Task objective. Exact copy, no pictures: set down every entry below as written.

Information supplied.
+ + + + + + +

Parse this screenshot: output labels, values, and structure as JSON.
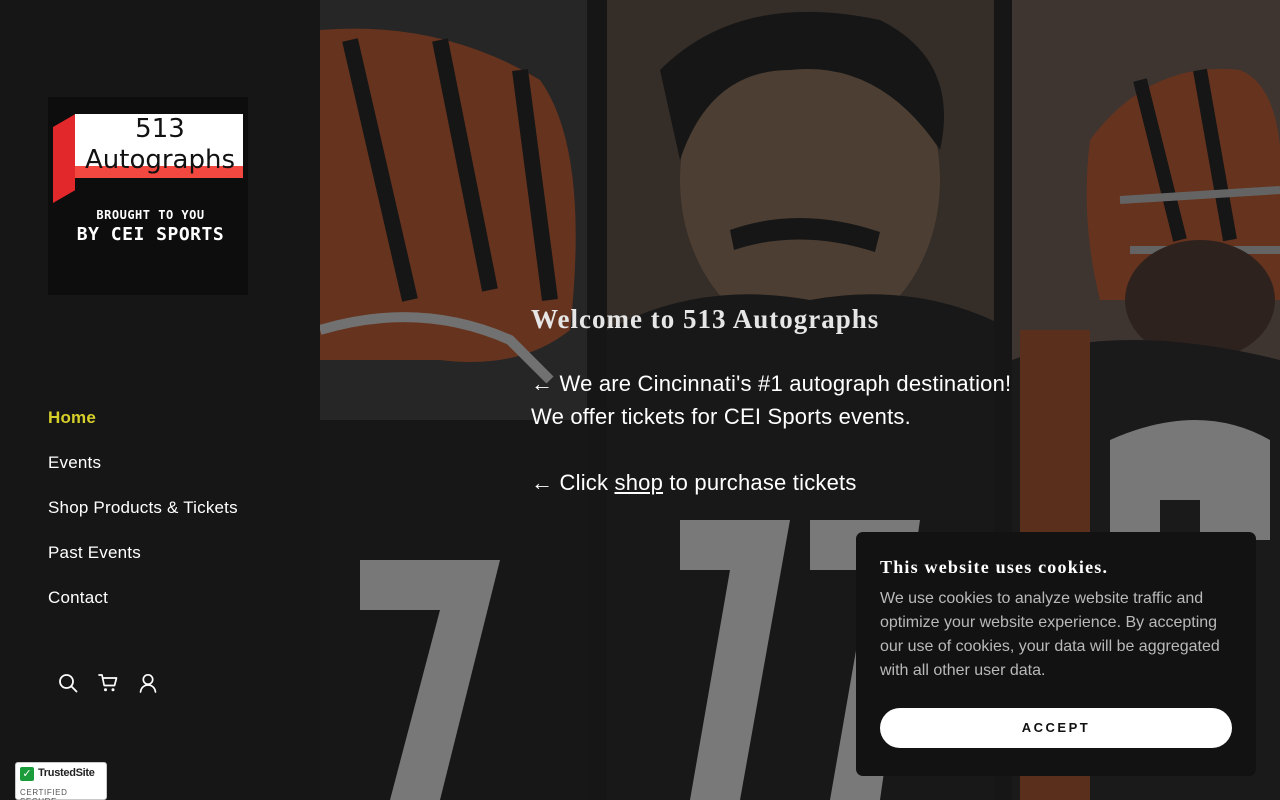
{
  "logo": {
    "line1": "513",
    "line2": "Autographs",
    "sub1": "BROUGHT TO YOU",
    "sub2": "BY CEI SPORTS"
  },
  "nav": {
    "items": [
      {
        "label": "Home",
        "active": true
      },
      {
        "label": "Events"
      },
      {
        "label": "Shop Products & Tickets"
      },
      {
        "label": "Past Events"
      },
      {
        "label": "Contact"
      }
    ]
  },
  "icons": [
    "search-icon",
    "cart-icon",
    "account-icon"
  ],
  "badge": {
    "title": "TrustedSite",
    "subtitle": "CERTIFIED SECURE"
  },
  "hero": {
    "heading": "Welcome to 513 Autographs",
    "line1": "← We are Cincinnati's #1 autograph destination!",
    "line2": "We offer tickets for CEI Sports events.",
    "line3_prefix": "← Click ",
    "line3_link": "shop",
    "line3_suffix": " to purchase tickets"
  },
  "cookie": {
    "title": "This website uses cookies.",
    "body": "We use cookies to analyze website traffic and optimize your website experience. By accepting our use of cookies, your data will be aggregated with all other user data.",
    "accept_label": "ACCEPT"
  },
  "colors": {
    "sidebar_bg": "#161616",
    "nav_active": "#d6cf2a",
    "cookie_bg": "#121212"
  }
}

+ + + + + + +

Result of the task.
Parse this screenshot: output labels, values, and structure as JSON.
{
  "logo": {
    "line1": "513",
    "line2": "Autographs",
    "sub1": "BROUGHT TO YOU",
    "sub2": "BY CEI SPORTS"
  },
  "nav": {
    "items": [
      {
        "label": "Home",
        "active": true
      },
      {
        "label": "Events"
      },
      {
        "label": "Shop Products & Tickets"
      },
      {
        "label": "Past Events"
      },
      {
        "label": "Contact"
      }
    ]
  },
  "icons": [
    "search-icon",
    "cart-icon",
    "account-icon"
  ],
  "badge": {
    "title": "TrustedSite",
    "subtitle": "CERTIFIED SECURE"
  },
  "hero": {
    "heading": "Welcome to 513 Autographs",
    "line1": "← We are Cincinnati's #1 autograph destination!",
    "line2": "We offer tickets for CEI Sports events.",
    "line3_prefix": "← Click ",
    "line3_link": "shop",
    "line3_suffix": " to purchase tickets"
  },
  "cookie": {
    "title": "This website uses cookies.",
    "body": "We use cookies to analyze website traffic and optimize your website experience. By accepting our use of cookies, your data will be aggregated with all other user data.",
    "accept_label": "ACCEPT"
  },
  "colors": {
    "sidebar_bg": "#161616",
    "nav_active": "#d6cf2a",
    "cookie_bg": "#121212"
  }
}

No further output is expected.